Targeted Delivery of Imaging Probes for In Vivo Cellular Imaging

Electron paramagnetic resonance (EPR) imaging is a technique for studying molecules that have one or more unpaired electrons, such as organic and inorganic free radicals or complexes with a transition metal ion. EPR may be thought of as analogous to MRI, except that it measures the excitation of electron spins instead of atomic nuclei. Given that most stable molecules have all their electrons paired, EPR is less widely used than MRI. However, EPR can be a very specific measurement technique with use of the right probe. The UMB inventors designed nitroxide ester-based probes to be retained in the cell longer at physiological conditions, and this innovation helps make in vivo EPR imaging feasible. The present UMB invention expands on a related technology (UMB ref: JK-2007-064), with the addition of new compounds, including isotopically labeled versions of the probes, and encapsulation of the probes inside liposomes for in vivo cellular imaging by EPR. In the liposome, the nitroxides are concentrated and their EPR signal is quenched so that the liposome is "dark" from an imaging perspective. Upon release from the liposome into the cell, nitroxides produce a strong signal that can be accurately correlated with local oxygen concentration, microviscosity, and other cellular properties. In applying this technology to tumor imaging, the surface of the liposome is decorated with antibody domains specific for antigens on the surface of tumor cells.
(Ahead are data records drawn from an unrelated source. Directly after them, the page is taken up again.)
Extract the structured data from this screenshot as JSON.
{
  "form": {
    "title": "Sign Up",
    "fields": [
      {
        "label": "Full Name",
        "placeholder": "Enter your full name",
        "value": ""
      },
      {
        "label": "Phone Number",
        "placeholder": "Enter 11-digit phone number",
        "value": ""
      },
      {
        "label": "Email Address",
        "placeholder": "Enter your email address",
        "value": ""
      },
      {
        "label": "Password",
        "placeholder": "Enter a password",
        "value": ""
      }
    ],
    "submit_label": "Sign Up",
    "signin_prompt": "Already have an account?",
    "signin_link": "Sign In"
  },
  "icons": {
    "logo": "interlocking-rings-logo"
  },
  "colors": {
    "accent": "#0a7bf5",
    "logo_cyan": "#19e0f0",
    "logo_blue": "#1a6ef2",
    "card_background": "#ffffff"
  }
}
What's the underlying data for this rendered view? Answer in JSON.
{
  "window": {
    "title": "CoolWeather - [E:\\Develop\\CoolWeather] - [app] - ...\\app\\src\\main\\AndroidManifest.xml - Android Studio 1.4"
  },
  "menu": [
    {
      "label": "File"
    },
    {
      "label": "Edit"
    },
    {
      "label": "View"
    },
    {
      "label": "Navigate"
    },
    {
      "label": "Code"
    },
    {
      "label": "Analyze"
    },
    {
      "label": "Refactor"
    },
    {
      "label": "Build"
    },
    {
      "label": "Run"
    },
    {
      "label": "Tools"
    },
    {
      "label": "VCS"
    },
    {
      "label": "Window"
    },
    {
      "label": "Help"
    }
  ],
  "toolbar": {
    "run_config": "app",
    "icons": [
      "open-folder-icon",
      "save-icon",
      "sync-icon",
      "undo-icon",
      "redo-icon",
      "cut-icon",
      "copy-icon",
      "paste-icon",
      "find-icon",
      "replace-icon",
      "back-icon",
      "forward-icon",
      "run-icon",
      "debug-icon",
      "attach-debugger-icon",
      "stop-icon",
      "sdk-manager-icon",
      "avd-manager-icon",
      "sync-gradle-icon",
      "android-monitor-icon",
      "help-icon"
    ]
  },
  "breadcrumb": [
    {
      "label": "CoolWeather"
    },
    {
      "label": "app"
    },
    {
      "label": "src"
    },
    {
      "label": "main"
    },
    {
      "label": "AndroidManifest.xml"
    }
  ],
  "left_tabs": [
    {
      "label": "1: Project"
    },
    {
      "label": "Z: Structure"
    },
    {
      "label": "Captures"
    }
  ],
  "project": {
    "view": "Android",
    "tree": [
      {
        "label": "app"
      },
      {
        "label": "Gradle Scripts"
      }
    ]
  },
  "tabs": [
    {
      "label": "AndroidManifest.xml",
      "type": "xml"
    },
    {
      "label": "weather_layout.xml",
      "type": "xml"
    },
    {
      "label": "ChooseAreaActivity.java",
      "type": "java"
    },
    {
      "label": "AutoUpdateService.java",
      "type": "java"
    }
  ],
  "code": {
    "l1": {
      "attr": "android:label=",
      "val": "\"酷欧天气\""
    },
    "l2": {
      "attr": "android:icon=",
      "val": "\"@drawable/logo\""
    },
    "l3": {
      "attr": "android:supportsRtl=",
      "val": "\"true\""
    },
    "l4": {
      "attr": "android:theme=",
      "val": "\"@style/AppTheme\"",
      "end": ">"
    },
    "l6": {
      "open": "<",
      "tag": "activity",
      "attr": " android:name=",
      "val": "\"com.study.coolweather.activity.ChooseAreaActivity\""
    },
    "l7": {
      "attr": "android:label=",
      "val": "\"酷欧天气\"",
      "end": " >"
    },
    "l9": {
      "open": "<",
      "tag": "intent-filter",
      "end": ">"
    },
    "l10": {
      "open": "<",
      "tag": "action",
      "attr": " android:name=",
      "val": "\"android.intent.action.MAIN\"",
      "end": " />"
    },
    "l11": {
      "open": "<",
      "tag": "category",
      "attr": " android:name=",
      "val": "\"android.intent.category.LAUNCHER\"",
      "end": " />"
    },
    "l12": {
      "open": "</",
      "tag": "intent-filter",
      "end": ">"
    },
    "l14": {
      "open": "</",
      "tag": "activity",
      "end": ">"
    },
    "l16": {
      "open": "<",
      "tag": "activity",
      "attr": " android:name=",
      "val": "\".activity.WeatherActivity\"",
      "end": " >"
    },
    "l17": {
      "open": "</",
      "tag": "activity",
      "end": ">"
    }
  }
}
This strategy has been nicely demonstrated by the UMB inventors in a cell line overexpressing HER2, which showed bright intracellular signaling after incubation with anti-HER2 immunoliposomes delivering the probe, versus no signal observed in control cell lines. The inventors envision use of this targeted imaging technology to detect tumors and metastases and to measure physiological properties of tumor cells.


Imaging biomarkers are increasingly recognized as important and useful tools to be applied across the spectrum of drug discovery and development (e.g., target validation, pharmacokinetic assessment, or prognostic indicator). An imaging biomarker may even be developed as a companion diagnostic. A new industry emphasis is highlighted by creation of the Society for Nuclear Medicine's Clinical Trials Network in 2008, with over 200 biomarker manufacturers and 230 imaging centers registered by end of 2010. The goal is to establish standardized protocols and to provide a resource of IND applications that will be available for cross-reference in clinical trials. Another collaborative effort is the Biomarkers Consortium, a public-private partnership managed by the Foundation for the National Institutes of Health. Three of the consortium's ongoing projects involve imaging biomarkers, such as the evaluation of fluorodeoxyglucose-positron emission tomography (FDG-PET) as a clinical biomarker in non-small cell lung cancer and non-Hodgkin's lymphoma. Imaging is often used in oncology clinical trials to determine the size of a tumor, or to assess its proliferation and metabolism, which can be related to treatment response. Emerging areas also include measurements of tumor angiogenesis, levels of hypoxia, and apoptosis.(Business Insights report, July 2010).


Targeted delivery of nitroxide probes to enable new imaging modalities for quantitative physiological measurements.

Stage of Development

In vivo proof-of-concept of liposome delivery in progress to demonstrate efficacy for tumor imaging in xenograft models. Several novel nitroxide probes have proven useful in animal models for quantification and mapping of oxygen status in the brain. Isotopically labeled nitroxide probes have recently been tested and show further enhanced sensitivity.

R&D Required

Completion of in vivo proof-of-concept of liposome delivery to further develop as pre-clinical tool. For ultimate clinical use, a clinical-grade device for EPR measurement will be required.